In the end, I didn’t spend a lot of time with Natalie because I was afraid I’d end up going down the rabbit hole, too. How is it that now that she’s gone, I’m ready to jump in with both feet?
“How often are you feeling this way?” Jill asked.
I blew out the air of the breath I hadn’t realized I’d been holding and rolled my eyes.
“I don’t know. It changes. Like on a second by second basis.”
There are lots of windows in Jill’s office. Unfortunately, the view is mostly of the parking lot.
“How are you? Taking your meds? Are you getting in all your doses? Do you have all your medication? Nothing is in transition or lost in the move?”
I assured my favorite med provider that they were a priority and they’d been tracked and accounted for within the first couple of days.
She took my blood pressure and my weight.
“Your weight is trending down. Is it something your working on?” She asked.
I shook my head. “Not really. I mean, I guess I have been needing to remind myself to eat… Thanks Nat.”
We talked about sleep, when it’s happening, (which isn’t nearly often enough) if I’m using my CPap machine, (I have to find & unpack it first).
“What medications are you taking for pain?” She asked.
The question caught me off guard. I couldn’t remember right away.
“Um, Cymbalta. Sometimes Robaxin, but not often- I don’t like it. Um, there’s one-”
“So you’re not taking any opiates?”
I was surprised. Offended? No, I don’t really know for sure what that feeling was… like I’d been caught doing something wrong. Guilt.

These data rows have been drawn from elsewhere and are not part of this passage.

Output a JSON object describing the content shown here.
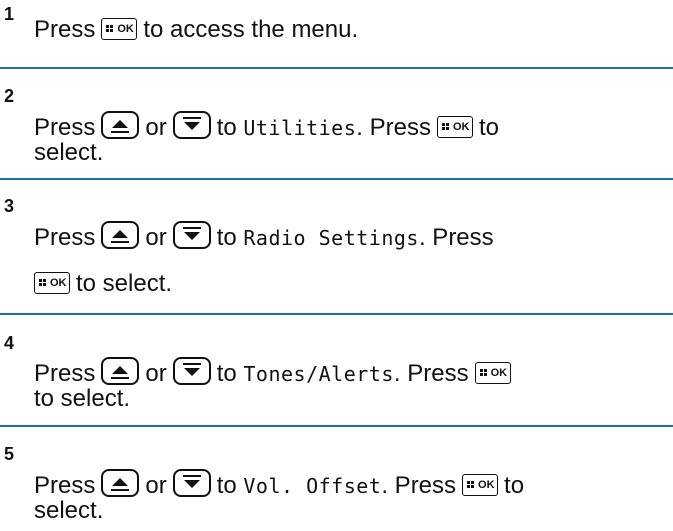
{
  "steps": [
    {
      "num": "1",
      "a": "Press",
      "b": "to access the menu."
    },
    {
      "num": "2",
      "a": "Press",
      "or": "or",
      "to": "to",
      "item": "Utilities",
      "c": ". Press",
      "d": "to",
      "e": "select."
    },
    {
      "num": "3",
      "a": "Press",
      "or": "or",
      "to": "to",
      "item": "Radio Settings",
      "c": ". Press",
      "e": "to select."
    },
    {
      "num": "4",
      "a": "Press",
      "or": "or",
      "to": "to",
      "item": "Tones/Alerts",
      "c": ". Press",
      "e": "to select."
    },
    {
      "num": "5",
      "a": "Press",
      "or": "or",
      "to": "to",
      "item": "Vol. Offset",
      "c": ". Press",
      "d": "to",
      "e": "select."
    }
  ],
  "buttons": {
    "ok_label": "OK"
  },
  "icons": {
    "menu_ok": "menu-ok-button-icon",
    "up": "up-arrow-button-icon",
    "down": "down-arrow-button-icon"
  },
  "colors": {
    "rule": "#1f6faa"
  }
}
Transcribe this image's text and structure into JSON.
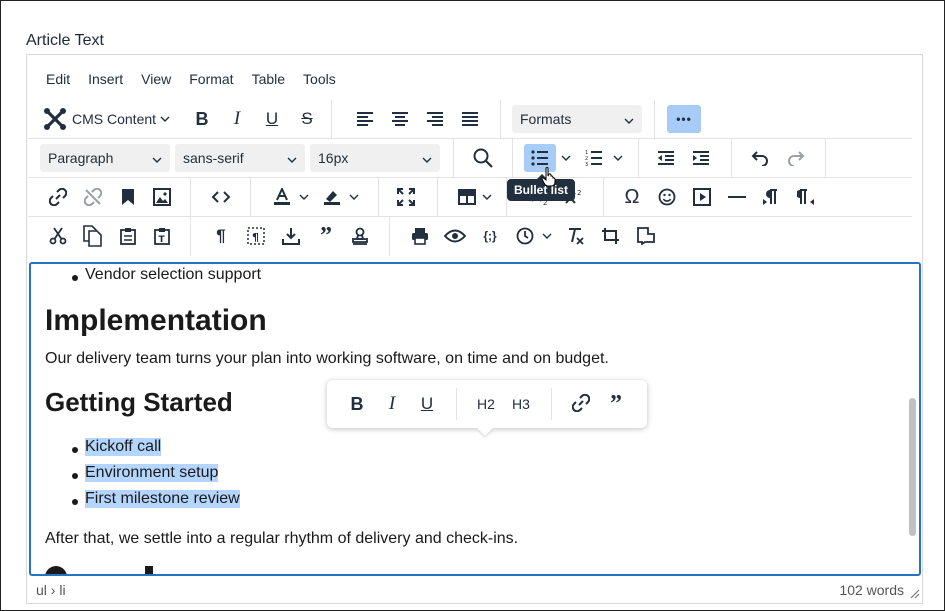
{
  "field_label": "Article Text",
  "menubar": [
    "Edit",
    "Insert",
    "View",
    "Format",
    "Table",
    "Tools"
  ],
  "toolbar": {
    "cms_content": "CMS Content",
    "formats": "Formats",
    "block_format": "Paragraph",
    "font_family": "sans-serif",
    "font_size": "16px",
    "more_label": "•••"
  },
  "tooltip": "Bullet list",
  "content": {
    "prev_bullet": "Vendor selection support",
    "h1": "Implementation",
    "para1": "Our delivery team turns your plan into working software, on time and on budget.",
    "h2": "Getting Started",
    "bullets": [
      "Kickoff call",
      "Environment setup",
      "First milestone review"
    ],
    "para2": "After that, we settle into a regular rhythm of delivery and check-ins."
  },
  "floating_toolbar": {
    "h2": "H2",
    "h3": "H3"
  },
  "statusbar": {
    "path": "ul › li",
    "words": "102 words"
  },
  "colors": {
    "accent": "#2672c5",
    "active_button": "#a6ccf7",
    "selection": "#b4d5fe",
    "tooltip_bg": "#222f3e"
  }
}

Why did I feel guilty? I wasn’t taking any opiates. I was honest with her. Maybe I felt bad for wanting pain meds. Not even pain meds but to be pain free. I take a variety of medications for various ailments and conditions and have somewhat acclimated to “my level” of pain. This emotional pain though… this fresh, deep, all consuming grief though… I can’t deal with. I don’t want to face it or feel it or tolerate it.
“Have you heard of Naltrexone?”
I shook my head.
“It’s mainly used for opiate addicts who are thought to relapse (I can’t imagine any heroin addict not prone to relapse) but over the years has proven to be effective with alcohol abuse, gambling and even nail biting. I would only use it for a short time. A few weeks or so. I think it might help with getting over this immediate time frame.”
Jill went on to explain that people are especially vulnerable in the first 6-8 weeks of grieving. That’s when it’s most intense.
Now, nearly 12 hours later, I’m not even sure what it’s supposed to do. It didn’t even occur to me to ask.
I take 17 (now 18) medications. When I filed for disability in 2014, I was on 11. THAT was too many. I’m not sure how 6 more snuck in without me noticing.
I’m not even sure what I’m talking about anymore.
Natalie is here but she’s not here. I’m here but I don’t feel here.
I don’t want to scare anyone. I’m not going anywhere or do anything drastic. Please don’t worry.
I’m over tired and thinking about my appointment today, I thought it was kind of funny. In a sad sort of way. How I was afraid of my life going to hell in a handbasket if I’d spent a ton of time with my sister and now… I feel like I’m in hell, without my handbasket – or my sister.
One thought on “Ironic, Isn’t It?”
So very eloquently and authentically said!!